Available records:
________________

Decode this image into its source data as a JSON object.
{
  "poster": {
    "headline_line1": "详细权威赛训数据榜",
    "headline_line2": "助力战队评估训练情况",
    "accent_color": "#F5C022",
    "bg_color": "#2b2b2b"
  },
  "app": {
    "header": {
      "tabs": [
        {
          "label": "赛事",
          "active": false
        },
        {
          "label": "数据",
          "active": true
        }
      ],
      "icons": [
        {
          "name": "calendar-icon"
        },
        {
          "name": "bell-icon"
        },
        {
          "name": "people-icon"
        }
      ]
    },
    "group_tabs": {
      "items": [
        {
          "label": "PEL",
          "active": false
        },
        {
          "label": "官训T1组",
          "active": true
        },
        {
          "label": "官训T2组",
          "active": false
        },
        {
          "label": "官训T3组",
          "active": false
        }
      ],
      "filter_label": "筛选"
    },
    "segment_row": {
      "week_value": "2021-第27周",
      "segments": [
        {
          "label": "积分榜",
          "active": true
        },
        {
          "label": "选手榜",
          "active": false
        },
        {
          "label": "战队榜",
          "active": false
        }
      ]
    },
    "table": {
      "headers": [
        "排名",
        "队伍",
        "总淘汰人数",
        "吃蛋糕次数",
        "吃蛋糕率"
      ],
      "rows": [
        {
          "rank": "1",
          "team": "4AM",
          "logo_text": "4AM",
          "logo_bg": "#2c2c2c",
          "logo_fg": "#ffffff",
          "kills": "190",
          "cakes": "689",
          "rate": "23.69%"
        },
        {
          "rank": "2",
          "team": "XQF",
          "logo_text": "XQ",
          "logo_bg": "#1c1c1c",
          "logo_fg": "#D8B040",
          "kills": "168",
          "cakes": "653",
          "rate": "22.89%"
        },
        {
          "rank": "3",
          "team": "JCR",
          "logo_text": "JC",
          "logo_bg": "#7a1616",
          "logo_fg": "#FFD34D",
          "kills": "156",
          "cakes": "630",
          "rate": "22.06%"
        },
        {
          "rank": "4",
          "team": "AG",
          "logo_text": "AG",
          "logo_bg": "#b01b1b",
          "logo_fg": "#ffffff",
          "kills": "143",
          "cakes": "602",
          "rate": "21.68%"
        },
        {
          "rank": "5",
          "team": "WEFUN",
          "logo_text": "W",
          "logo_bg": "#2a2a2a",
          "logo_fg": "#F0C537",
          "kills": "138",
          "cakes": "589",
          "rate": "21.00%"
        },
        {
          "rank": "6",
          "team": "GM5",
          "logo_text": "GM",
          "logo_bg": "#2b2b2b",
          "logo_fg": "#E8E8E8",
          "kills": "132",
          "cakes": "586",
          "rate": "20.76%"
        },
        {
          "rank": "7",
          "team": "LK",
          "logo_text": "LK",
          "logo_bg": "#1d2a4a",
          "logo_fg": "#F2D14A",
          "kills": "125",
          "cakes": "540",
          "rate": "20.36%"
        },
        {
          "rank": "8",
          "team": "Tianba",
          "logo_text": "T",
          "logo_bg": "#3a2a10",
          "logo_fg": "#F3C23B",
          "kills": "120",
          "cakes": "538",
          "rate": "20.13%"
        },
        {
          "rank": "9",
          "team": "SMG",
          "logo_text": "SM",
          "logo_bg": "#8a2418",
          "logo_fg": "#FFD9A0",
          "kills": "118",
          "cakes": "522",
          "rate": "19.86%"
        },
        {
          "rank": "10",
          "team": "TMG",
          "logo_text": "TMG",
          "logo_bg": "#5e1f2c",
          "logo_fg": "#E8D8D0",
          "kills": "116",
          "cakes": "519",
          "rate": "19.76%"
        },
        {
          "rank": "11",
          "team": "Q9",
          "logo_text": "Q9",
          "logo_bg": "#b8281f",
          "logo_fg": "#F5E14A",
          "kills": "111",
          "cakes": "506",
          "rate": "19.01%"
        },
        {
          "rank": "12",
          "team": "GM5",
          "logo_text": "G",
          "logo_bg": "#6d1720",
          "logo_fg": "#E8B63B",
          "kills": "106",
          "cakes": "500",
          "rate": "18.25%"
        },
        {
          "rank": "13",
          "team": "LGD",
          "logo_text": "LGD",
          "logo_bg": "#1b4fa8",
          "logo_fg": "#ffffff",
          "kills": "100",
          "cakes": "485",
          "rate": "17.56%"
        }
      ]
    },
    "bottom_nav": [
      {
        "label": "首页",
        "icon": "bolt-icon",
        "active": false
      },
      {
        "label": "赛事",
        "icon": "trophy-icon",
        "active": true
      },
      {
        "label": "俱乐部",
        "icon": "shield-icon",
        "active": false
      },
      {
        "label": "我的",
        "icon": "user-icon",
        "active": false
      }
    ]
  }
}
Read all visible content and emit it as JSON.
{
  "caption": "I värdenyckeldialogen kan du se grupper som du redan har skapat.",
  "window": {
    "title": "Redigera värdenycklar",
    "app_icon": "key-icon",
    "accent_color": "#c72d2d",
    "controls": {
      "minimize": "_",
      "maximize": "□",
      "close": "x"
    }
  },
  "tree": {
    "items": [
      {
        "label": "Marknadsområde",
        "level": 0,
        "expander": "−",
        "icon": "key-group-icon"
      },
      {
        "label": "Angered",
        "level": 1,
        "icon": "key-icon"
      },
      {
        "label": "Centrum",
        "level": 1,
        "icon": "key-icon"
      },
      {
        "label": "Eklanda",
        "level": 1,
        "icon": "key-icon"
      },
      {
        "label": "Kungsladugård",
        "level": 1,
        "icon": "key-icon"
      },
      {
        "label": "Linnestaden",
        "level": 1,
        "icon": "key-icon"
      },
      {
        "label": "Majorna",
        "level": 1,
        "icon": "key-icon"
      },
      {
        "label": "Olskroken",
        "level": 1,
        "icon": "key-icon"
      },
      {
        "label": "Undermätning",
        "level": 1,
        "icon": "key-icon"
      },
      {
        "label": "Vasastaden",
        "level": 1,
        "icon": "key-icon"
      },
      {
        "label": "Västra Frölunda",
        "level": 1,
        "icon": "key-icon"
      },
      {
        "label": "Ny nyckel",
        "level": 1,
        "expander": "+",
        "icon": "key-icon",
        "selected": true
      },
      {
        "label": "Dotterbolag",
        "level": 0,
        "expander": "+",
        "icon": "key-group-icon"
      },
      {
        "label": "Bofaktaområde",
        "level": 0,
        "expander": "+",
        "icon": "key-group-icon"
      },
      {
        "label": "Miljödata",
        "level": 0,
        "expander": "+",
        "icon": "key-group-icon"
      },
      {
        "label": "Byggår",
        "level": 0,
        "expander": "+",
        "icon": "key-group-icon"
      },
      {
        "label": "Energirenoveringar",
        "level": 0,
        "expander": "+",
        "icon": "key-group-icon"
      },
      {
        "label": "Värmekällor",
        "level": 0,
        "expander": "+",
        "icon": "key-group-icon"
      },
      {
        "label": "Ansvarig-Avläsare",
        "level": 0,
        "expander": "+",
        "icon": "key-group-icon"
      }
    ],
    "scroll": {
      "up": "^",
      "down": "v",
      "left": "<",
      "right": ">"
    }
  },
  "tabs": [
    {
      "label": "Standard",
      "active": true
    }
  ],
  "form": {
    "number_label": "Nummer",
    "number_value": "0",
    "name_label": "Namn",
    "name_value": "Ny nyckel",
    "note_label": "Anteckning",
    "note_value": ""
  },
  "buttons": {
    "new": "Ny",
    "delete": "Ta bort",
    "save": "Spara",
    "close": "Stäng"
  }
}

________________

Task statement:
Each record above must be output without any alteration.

Solution to the exercise:
Decode this image into its source data as a JSON object.
{
  "poster": {
    "headline_line1": "详细权威赛训数据榜",
    "headline_line2": "助力战队评估训练情况",
    "accent_color": "#F5C022",
    "bg_color": "#2b2b2b"
  },
  "app": {
    "header": {
      "tabs": [
        {
          "label": "赛事",
          "active": false
        },
        {
          "label": "数据",
          "active": true
        }
      ],
      "icons": [
        {
          "name": "calendar-icon"
        },
        {
          "name": "bell-icon"
        },
        {
          "name": "people-icon"
        }
      ]
    },
    "group_tabs": {
      "items": [
        {
          "label": "PEL",
          "active": false
        },
        {
          "label": "官训T1组",
          "active": true
        },
        {
          "label": "官训T2组",
          "active": false
        },
        {
          "label": "官训T3组",
          "active": false
        }
      ],
      "filter_label": "筛选"
    },
    "segment_row": {
      "week_value": "2021-第27周",
      "segments": [
        {
          "label": "积分榜",
          "active": true
        },
        {
          "label": "选手榜",
          "active": false
        },
        {
          "label": "战队榜",
          "active": false
        }
      ]
    },
    "table": {
      "headers": [
        "排名",
        "队伍",
        "总淘汰人数",
        "吃蛋糕次数",
        "吃蛋糕率"
      ],
      "rows": [
        {
          "rank": "1",
          "team": "4AM",
          "logo_text": "4AM",
          "logo_bg": "#2c2c2c",
          "logo_fg": "#ffffff",
          "kills": "190",
          "cakes": "689",
          "rate": "23.69%"
        },
        {
          "rank": "2",
          "team": "XQF",
          "logo_text": "XQ",
          "logo_bg": "#1c1c1c",
          "logo_fg": "#D8B040",
          "kills": "168",
          "cakes": "653",
          "rate": "22.89%"
        },
        {
          "rank": "3",
          "team": "JCR",
          "logo_text": "JC",
          "logo_bg": "#7a1616",
          "logo_fg": "#FFD34D",
          "kills": "156",
          "cakes": "630",
          "rate": "22.06%"
        },
        {
          "rank": "4",
          "team": "AG",
          "logo_text": "AG",
          "logo_bg": "#b01b1b",
          "logo_fg": "#ffffff",
          "kills": "143",
          "cakes": "602",
          "rate": "21.68%"
        },
        {
          "rank": "5",
          "team": "WEFUN",
          "logo_text": "W",
          "logo_bg": "#2a2a2a",
          "logo_fg": "#F0C537",
          "kills": "138",
          "cakes": "589",
          "rate": "21.00%"
        },
        {
          "rank": "6",
          "team": "GM5",
          "logo_text": "GM",
          "logo_bg": "#2b2b2b",
          "logo_fg": "#E8E8E8",
          "kills": "132",
          "cakes": "586",
          "rate": "20.76%"
        },
        {
          "rank": "7",
          "team": "LK",
          "logo_text": "LK",
          "logo_bg": "#1d2a4a",
          "logo_fg": "#F2D14A",
          "kills": "125",
          "cakes": "540",
          "rate": "20.36%"
        },
        {
          "rank": "8",
          "team": "Tianba",
          "logo_text": "T",
          "logo_bg": "#3a2a10",
          "logo_fg": "#F3C23B",
          "kills": "120",
          "cakes": "538",
          "rate": "20.13%"
        },
        {
          "rank": "9",
          "team": "SMG",
          "logo_text": "SM",
          "logo_bg": "#8a2418",
          "logo_fg": "#FFD9A0",
          "kills": "118",
          "cakes": "522",
          "rate": "19.86%"
        },
        {
          "rank": "10",
          "team": "TMG",
          "logo_text": "TMG",
          "logo_bg": "#5e1f2c",
          "logo_fg": "#E8D8D0",
          "kills": "116",
          "cakes": "519",
          "rate": "19.76%"
        },
        {
          "rank": "11",
          "team": "Q9",
          "logo_text": "Q9",
          "logo_bg": "#b8281f",
          "logo_fg": "#F5E14A",
          "kills": "111",
          "cakes": "506",
          "rate": "19.01%"
        },
        {
          "rank": "12",
          "team": "GM5",
          "logo_text": "G",
          "logo_bg": "#6d1720",
          "logo_fg": "#E8B63B",
          "kills": "106",
          "cakes": "500",
          "rate": "18.25%"
        },
        {
          "rank": "13",
          "team": "LGD",
          "logo_text": "LGD",
          "logo_bg": "#1b4fa8",
          "logo_fg": "#ffffff",
          "kills": "100",
          "cakes": "485",
          "rate": "17.56%"
        }
      ]
    },
    "bottom_nav": [
      {
        "label": "首页",
        "icon": "bolt-icon",
        "active": false
      },
      {
        "label": "赛事",
        "icon": "trophy-icon",
        "active": true
      },
      {
        "label": "俱乐部",
        "icon": "shield-icon",
        "active": false
      },
      {
        "label": "我的",
        "icon": "user-icon",
        "active": false
      }
    ]
  }
}
Read all visible content and emit it as JSON.
{
  "caption": "I värdenyckeldialogen kan du se grupper som du redan har skapat.",
  "window": {
    "title": "Redigera värdenycklar",
    "app_icon": "key-icon",
    "accent_color": "#c72d2d",
    "controls": {
      "minimize": "_",
      "maximize": "□",
      "close": "x"
    }
  },
  "tree": {
    "items": [
      {
        "label": "Marknadsområde",
        "level": 0,
        "expander": "−",
        "icon": "key-group-icon"
      },
      {
        "label": "Angered",
        "level": 1,
        "icon": "key-icon"
      },
      {
        "label": "Centrum",
        "level": 1,
        "icon": "key-icon"
      },
      {
        "label": "Eklanda",
        "level": 1,
        "icon": "key-icon"
      },
      {
        "label": "Kungsladugård",
        "level": 1,
        "icon": "key-icon"
      },
      {
        "label": "Linnestaden",
        "level": 1,
        "icon": "key-icon"
      },
      {
        "label": "Majorna",
        "level": 1,
        "icon": "key-icon"
      },
      {
        "label": "Olskroken",
        "level": 1,
        "icon": "key-icon"
      },
      {
        "label": "Undermätning",
        "level": 1,
        "icon": "key-icon"
      },
      {
        "label": "Vasastaden",
        "level": 1,
        "icon": "key-icon"
      },
      {
        "label": "Västra Frölunda",
        "level": 1,
        "icon": "key-icon"
      },
      {
        "label": "Ny nyckel",
        "level": 1,
        "expander": "+",
        "icon": "key-icon",
        "selected": true
      },
      {
        "label": "Dotterbolag",
        "level": 0,
        "expander": "+",
        "icon": "key-group-icon"
      },
      {
        "label": "Bofaktaområde",
        "level": 0,
        "expander": "+",
        "icon": "key-group-icon"
      },
      {
        "label": "Miljödata",
        "level": 0,
        "expander": "+",
        "icon": "key-group-icon"
      },
      {
        "label": "Byggår",
        "level": 0,
        "expander": "+",
        "icon": "key-group-icon"
      },
      {
        "label": "Energirenoveringar",
        "level": 0,
        "expander": "+",
        "icon": "key-group-icon"
      },
      {
        "label": "Värmekällor",
        "level": 0,
        "expander": "+",
        "icon": "key-group-icon"
      },
      {
        "label": "Ansvarig-Avläsare",
        "level": 0,
        "expander": "+",
        "icon": "key-group-icon"
      }
    ],
    "scroll": {
      "up": "^",
      "down": "v",
      "left": "<",
      "right": ">"
    }
  },
  "tabs": [
    {
      "label": "Standard",
      "active": true
    }
  ],
  "form": {
    "number_label": "Nummer",
    "number_value": "0",
    "name_label": "Namn",
    "name_value": "Ny nyckel",
    "note_label": "Anteckning",
    "note_value": ""
  },
  "buttons": {
    "new": "Ny",
    "delete": "Ta bort",
    "save": "Spara",
    "close": "Stäng"
  }
}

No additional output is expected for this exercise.